[TASK STATEMENT]: Task for the listing below: copy it out in full, exactly.

[DATA SUPPLIED]:
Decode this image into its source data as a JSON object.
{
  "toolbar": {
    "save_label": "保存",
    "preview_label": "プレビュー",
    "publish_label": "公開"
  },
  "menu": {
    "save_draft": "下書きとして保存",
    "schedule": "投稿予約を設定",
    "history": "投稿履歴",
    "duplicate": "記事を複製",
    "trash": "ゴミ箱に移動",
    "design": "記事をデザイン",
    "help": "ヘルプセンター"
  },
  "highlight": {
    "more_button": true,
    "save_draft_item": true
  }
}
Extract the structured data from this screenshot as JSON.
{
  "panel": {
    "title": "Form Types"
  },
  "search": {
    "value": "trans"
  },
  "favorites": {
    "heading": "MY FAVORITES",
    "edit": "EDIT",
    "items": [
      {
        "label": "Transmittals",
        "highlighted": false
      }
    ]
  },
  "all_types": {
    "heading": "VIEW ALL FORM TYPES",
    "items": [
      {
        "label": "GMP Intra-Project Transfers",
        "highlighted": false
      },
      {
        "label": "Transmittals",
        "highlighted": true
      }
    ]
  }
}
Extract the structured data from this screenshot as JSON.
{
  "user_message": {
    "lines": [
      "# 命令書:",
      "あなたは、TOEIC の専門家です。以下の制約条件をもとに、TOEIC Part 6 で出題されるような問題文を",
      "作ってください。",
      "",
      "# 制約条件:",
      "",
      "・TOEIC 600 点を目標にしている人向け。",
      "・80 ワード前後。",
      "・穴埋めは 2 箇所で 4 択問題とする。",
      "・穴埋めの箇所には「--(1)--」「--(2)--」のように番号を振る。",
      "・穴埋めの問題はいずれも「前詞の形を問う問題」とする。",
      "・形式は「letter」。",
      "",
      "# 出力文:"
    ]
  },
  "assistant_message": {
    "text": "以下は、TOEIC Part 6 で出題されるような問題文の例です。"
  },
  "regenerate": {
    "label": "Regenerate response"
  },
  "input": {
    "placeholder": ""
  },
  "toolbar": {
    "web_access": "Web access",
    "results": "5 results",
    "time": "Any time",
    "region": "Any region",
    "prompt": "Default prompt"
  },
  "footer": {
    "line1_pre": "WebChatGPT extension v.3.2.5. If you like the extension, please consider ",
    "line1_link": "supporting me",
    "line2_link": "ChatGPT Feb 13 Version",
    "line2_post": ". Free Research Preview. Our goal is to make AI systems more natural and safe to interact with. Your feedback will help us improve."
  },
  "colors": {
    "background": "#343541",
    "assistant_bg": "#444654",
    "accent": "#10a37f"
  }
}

[SOLVED PROBLEM]:
Decode this image into its source data as a JSON object.
{
  "toolbar": {
    "save_label": "保存",
    "preview_label": "プレビュー",
    "publish_label": "公開"
  },
  "menu": {
    "save_draft": "下書きとして保存",
    "schedule": "投稿予約を設定",
    "history": "投稿履歴",
    "duplicate": "記事を複製",
    "trash": "ゴミ箱に移動",
    "design": "記事をデザイン",
    "help": "ヘルプセンター"
  },
  "highlight": {
    "more_button": true,
    "save_draft_item": true
  }
}
Extract the structured data from this screenshot as JSON.
{
  "panel": {
    "title": "Form Types"
  },
  "search": {
    "value": "trans"
  },
  "favorites": {
    "heading": "MY FAVORITES",
    "edit": "EDIT",
    "items": [
      {
        "label": "Transmittals",
        "highlighted": false
      }
    ]
  },
  "all_types": {
    "heading": "VIEW ALL FORM TYPES",
    "items": [
      {
        "label": "GMP Intra-Project Transfers",
        "highlighted": false
      },
      {
        "label": "Transmittals",
        "highlighted": true
      }
    ]
  }
}
Extract the structured data from this screenshot as JSON.
{
  "user_message": {
    "lines": [
      "# 命令書:",
      "あなたは、TOEIC の専門家です。以下の制約条件をもとに、TOEIC Part 6 で出題されるような問題文を",
      "作ってください。",
      "",
      "# 制約条件:",
      "",
      "・TOEIC 600 点を目標にしている人向け。",
      "・80 ワード前後。",
      "・穴埋めは 2 箇所で 4 択問題とする。",
      "・穴埋めの箇所には「--(1)--」「--(2)--」のように番号を振る。",
      "・穴埋めの問題はいずれも「前詞の形を問う問題」とする。",
      "・形式は「letter」。",
      "",
      "# 出力文:"
    ]
  },
  "assistant_message": {
    "text": "以下は、TOEIC Part 6 で出題されるような問題文の例です。"
  },
  "regenerate": {
    "label": "Regenerate response"
  },
  "input": {
    "placeholder": ""
  },
  "toolbar": {
    "web_access": "Web access",
    "results": "5 results",
    "time": "Any time",
    "region": "Any region",
    "prompt": "Default prompt"
  },
  "footer": {
    "line1_pre": "WebChatGPT extension v.3.2.5. If you like the extension, please consider ",
    "line1_link": "supporting me",
    "line2_link": "ChatGPT Feb 13 Version",
    "line2_post": ". Free Research Preview. Our goal is to make AI systems more natural and safe to interact with. Your feedback will help us improve."
  },
  "colors": {
    "background": "#343541",
    "assistant_bg": "#444654",
    "accent": "#10a37f"
  }
}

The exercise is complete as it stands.